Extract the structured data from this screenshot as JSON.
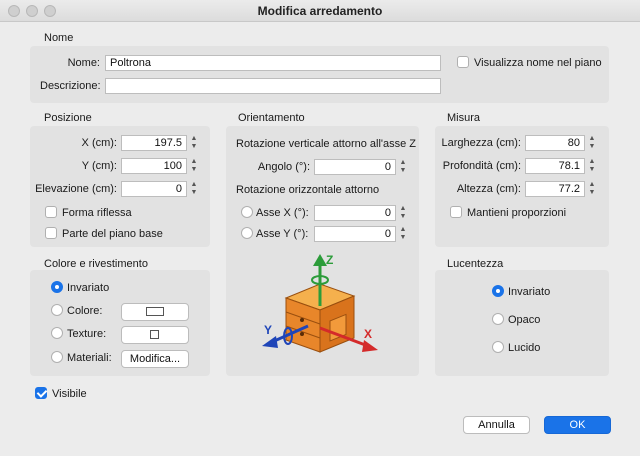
{
  "window": {
    "title": "Modifica arredamento"
  },
  "nome": {
    "section_label": "Nome",
    "name_label": "Nome:",
    "name_value": "Poltrona",
    "description_label": "Descrizione:",
    "description_value": "",
    "show_name_label": "Visualizza nome nel piano"
  },
  "posizione": {
    "section_label": "Posizione",
    "x_label": "X (cm):",
    "x_value": "197.5",
    "y_label": "Y (cm):",
    "y_value": "100",
    "elev_label": "Elevazione (cm):",
    "elev_value": "0",
    "mirrored_label": "Forma riflessa",
    "base_plan_label": "Parte del piano base"
  },
  "orientamento": {
    "section_label": "Orientamento",
    "vertical_rotation_label": "Rotazione verticale attorno all'asse Z",
    "angle_label": "Angolo (°):",
    "angle_value": "0",
    "horizontal_rotation_label": "Rotazione orizzontale attorno",
    "axis_x_label": "Asse X (°):",
    "axis_x_value": "0",
    "axis_y_label": "Asse Y (°):",
    "axis_y_value": "0"
  },
  "misura": {
    "section_label": "Misura",
    "width_label": "Larghezza (cm):",
    "width_value": "80",
    "depth_label": "Profondità (cm):",
    "depth_value": "78.1",
    "height_label": "Altezza (cm):",
    "height_value": "77.2",
    "keep_proportions_label": "Mantieni proporzioni"
  },
  "colore": {
    "section_label": "Colore e rivestimento",
    "unchanged_label": "Invariato",
    "color_label": "Colore:",
    "texture_label": "Texture:",
    "materials_label": "Materiali:",
    "modify_button": "Modifica..."
  },
  "lucentezza": {
    "section_label": "Lucentezza",
    "unchanged_label": "Invariato",
    "matt_label": "Opaco",
    "shiny_label": "Lucido"
  },
  "visible_label": "Visibile",
  "buttons": {
    "cancel": "Annulla",
    "ok": "OK"
  },
  "axes": {
    "z": "Z",
    "x": "X",
    "y": "Y"
  },
  "colors": {
    "accent": "#1a73e8",
    "axis_x": "#d42a2a",
    "axis_y": "#1f45b8",
    "axis_z": "#2c9c3a",
    "cabinet": "#e8862a"
  },
  "state": {
    "show_name": false,
    "mirrored": false,
    "base_plan": false,
    "keep_proportions": false,
    "visible": true,
    "color_mode": "Invariato",
    "shininess": "Invariato"
  }
}
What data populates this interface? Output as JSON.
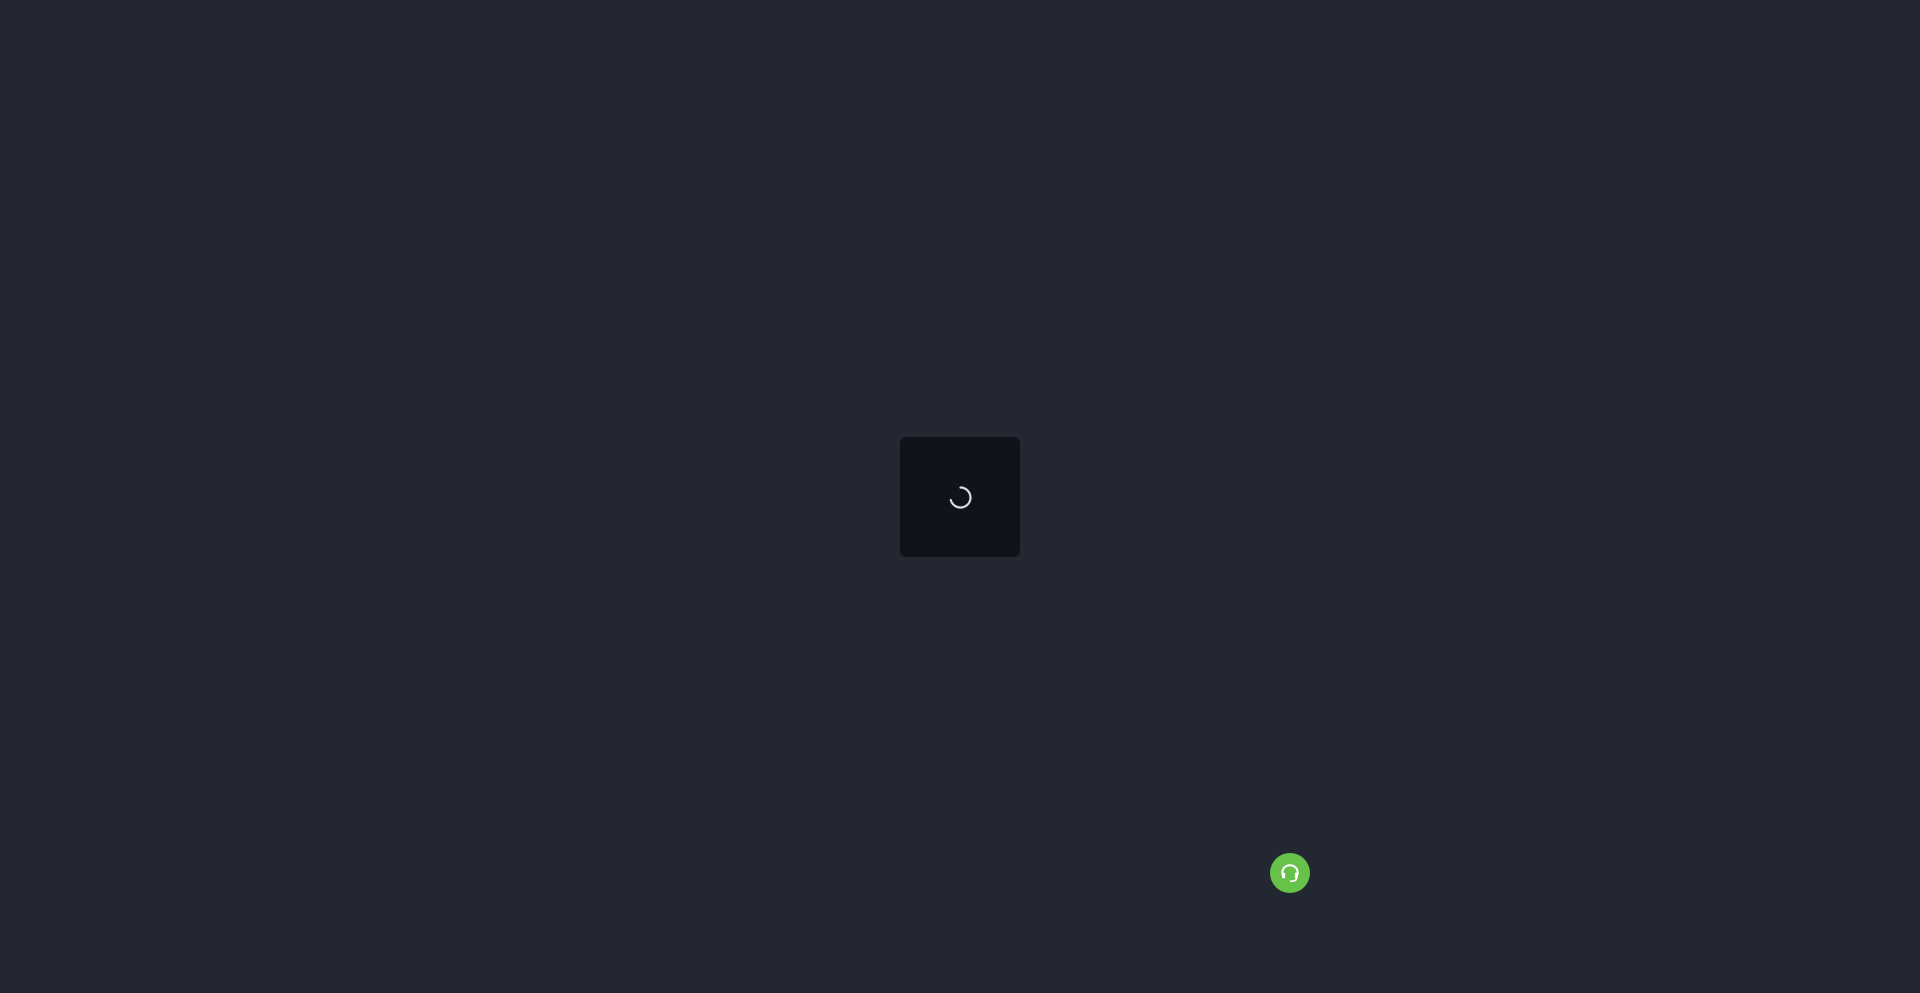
{
  "page": {
    "state": "loading",
    "background_color": "#232732"
  },
  "loader": {
    "icon": "loading-spinner-icon",
    "panel_color": "#10131a",
    "spinner_color": "#d9dde6"
  },
  "support_button": {
    "icon": "headset-icon",
    "background_color": "#67c24a",
    "icon_color": "#ffffff"
  }
}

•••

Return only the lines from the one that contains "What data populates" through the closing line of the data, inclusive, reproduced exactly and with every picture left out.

#### Exercise solution:
What data populates this interface? Output as JSON.
{
  "page": {
    "state": "loading",
    "background_color": "#232732"
  },
  "loader": {
    "icon": "loading-spinner-icon",
    "panel_color": "#10131a",
    "spinner_color": "#d9dde6"
  },
  "support_button": {
    "icon": "headset-icon",
    "background_color": "#67c24a",
    "icon_color": "#ffffff"
  }
}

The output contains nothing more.